Without doubt 'prudence' was one of the key concepts in 'classical' political realism. However, until recently, it has hardly received any sustained attention in International Relations theory (IR). When it has, this came in the form of a debate which, intriguingly, unfolded between the proponents of political theory and sociological turn within IR reflectivism. This opposition was first hinted at within securitisation studies and then acquired more explicit formulations in the literature that followed the so-called 'practice turn'.

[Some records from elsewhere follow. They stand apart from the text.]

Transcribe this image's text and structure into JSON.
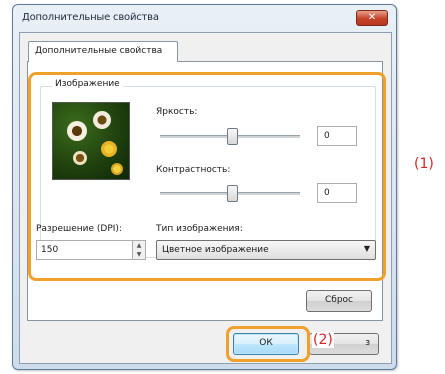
{
  "window": {
    "title": "Дополнительные свойства",
    "close_label": "✕"
  },
  "tabs": [
    {
      "label": "Дополнительные свойства",
      "selected": true
    }
  ],
  "image_group": {
    "label": "Изображение",
    "brightness": {
      "label": "Яркость:",
      "value": "0",
      "slider_level_percent": 50
    },
    "contrast": {
      "label": "Контрастность:",
      "value": "0",
      "slider_level_percent": 50
    }
  },
  "resolution": {
    "label": "Разрешение (DPI):",
    "value": "150"
  },
  "image_type": {
    "label": "Тип изображения:",
    "selected": "Цветное изображение"
  },
  "buttons": {
    "reset": "Сброс",
    "ok": "ОК",
    "cancel_partial": "з"
  },
  "annotations": {
    "callout_1": "(1)",
    "callout_2": "(2)"
  },
  "colors": {
    "highlight": "#f0a12c",
    "annotation": "#d9252a"
  }
}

In this paper I argue that this opposition is reminiscent of the "second debate" in IR, provided the latter is read not as a discussion of methodology but rather a debate on the appropriateness of different methods to the study of the discipline's subject-matter. In fact, it was disagreements over the subject-matter that turned the discussion into a heated debate. What the current discussion within IR reflectivism demonstrates is that these disagreements are far from being resolved. Furthermore, contrary to what some participants to the current discussion contend, addressing these disagreements theoretically would not pull the discipline into sterile metatheoretical navel-gazing, but remind it of one of its central questions: the place of politics in global order.